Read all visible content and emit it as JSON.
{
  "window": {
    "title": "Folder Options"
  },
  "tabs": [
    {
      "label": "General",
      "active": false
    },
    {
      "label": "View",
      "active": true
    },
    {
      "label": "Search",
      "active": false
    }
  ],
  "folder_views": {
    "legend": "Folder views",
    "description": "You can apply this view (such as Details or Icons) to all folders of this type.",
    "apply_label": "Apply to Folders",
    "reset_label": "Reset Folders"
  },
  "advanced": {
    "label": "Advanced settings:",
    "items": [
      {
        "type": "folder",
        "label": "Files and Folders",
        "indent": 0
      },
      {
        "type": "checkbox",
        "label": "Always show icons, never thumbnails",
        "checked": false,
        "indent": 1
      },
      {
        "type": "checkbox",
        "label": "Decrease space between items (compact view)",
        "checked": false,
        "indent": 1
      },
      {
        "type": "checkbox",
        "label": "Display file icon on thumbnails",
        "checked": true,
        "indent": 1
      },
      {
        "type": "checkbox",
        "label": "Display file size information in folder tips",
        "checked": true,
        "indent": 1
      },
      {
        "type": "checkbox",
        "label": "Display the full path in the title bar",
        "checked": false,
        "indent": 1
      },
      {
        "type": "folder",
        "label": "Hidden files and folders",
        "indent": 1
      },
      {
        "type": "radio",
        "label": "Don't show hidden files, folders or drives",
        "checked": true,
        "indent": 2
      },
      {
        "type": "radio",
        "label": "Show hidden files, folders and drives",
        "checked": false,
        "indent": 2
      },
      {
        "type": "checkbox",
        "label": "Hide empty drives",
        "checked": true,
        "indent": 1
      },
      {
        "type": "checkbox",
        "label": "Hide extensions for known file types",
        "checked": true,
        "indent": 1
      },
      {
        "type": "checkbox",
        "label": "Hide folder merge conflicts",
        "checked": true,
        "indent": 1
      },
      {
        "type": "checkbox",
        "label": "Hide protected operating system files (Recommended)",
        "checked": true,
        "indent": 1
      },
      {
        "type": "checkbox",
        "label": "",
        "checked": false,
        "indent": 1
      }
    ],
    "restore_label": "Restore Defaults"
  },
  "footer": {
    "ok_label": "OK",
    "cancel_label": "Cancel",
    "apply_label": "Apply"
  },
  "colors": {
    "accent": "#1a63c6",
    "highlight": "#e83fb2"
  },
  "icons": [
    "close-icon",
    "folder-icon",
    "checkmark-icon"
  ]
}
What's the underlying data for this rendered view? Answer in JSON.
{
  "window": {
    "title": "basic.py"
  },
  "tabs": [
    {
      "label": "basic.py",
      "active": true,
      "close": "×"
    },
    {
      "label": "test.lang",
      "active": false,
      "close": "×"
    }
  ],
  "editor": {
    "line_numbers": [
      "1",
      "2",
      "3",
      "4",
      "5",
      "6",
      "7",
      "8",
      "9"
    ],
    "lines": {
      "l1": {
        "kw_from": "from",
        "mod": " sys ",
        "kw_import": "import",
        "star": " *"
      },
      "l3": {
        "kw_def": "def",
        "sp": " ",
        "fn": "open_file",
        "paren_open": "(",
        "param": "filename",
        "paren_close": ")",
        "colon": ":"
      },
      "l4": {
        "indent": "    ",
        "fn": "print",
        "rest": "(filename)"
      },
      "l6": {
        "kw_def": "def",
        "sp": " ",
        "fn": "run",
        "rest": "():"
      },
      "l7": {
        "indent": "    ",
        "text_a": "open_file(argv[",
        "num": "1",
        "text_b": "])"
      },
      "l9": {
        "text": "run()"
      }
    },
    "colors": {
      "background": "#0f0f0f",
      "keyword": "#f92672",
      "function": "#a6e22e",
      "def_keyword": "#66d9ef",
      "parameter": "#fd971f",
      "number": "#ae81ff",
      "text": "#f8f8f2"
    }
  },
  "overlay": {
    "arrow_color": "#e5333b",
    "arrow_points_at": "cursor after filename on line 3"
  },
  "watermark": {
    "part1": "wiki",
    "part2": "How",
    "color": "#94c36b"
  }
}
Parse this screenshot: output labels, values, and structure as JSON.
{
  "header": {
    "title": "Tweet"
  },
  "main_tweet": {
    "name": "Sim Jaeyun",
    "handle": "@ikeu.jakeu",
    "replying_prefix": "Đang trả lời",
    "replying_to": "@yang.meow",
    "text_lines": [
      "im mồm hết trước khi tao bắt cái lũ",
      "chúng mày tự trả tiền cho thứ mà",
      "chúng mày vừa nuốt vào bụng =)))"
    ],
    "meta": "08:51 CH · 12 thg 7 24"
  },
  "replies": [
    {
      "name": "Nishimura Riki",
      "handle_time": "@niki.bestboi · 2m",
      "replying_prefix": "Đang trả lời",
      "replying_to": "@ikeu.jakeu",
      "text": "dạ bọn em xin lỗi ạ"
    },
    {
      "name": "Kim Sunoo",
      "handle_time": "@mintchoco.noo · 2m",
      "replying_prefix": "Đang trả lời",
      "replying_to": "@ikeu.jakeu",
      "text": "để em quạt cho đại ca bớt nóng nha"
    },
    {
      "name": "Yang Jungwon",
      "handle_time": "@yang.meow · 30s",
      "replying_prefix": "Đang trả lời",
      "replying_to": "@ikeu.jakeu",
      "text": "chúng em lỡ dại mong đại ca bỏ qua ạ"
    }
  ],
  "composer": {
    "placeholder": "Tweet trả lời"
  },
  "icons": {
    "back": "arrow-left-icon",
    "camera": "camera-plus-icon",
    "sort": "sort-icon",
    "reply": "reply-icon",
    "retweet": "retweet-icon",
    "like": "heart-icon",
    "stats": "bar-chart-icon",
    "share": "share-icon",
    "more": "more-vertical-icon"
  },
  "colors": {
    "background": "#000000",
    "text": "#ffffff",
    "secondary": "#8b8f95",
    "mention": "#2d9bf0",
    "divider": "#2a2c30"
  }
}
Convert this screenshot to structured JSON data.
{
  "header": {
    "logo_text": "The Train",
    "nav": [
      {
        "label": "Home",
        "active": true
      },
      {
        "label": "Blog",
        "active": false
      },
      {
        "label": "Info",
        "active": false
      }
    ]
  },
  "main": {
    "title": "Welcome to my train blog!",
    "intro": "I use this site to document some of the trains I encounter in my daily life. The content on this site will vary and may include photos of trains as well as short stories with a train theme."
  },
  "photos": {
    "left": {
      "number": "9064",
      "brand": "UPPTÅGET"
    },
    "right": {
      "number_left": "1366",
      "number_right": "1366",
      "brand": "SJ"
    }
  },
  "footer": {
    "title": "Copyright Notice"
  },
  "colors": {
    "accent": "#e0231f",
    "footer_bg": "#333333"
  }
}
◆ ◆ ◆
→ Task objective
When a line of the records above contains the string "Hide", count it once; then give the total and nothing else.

→ Result for this exercise
4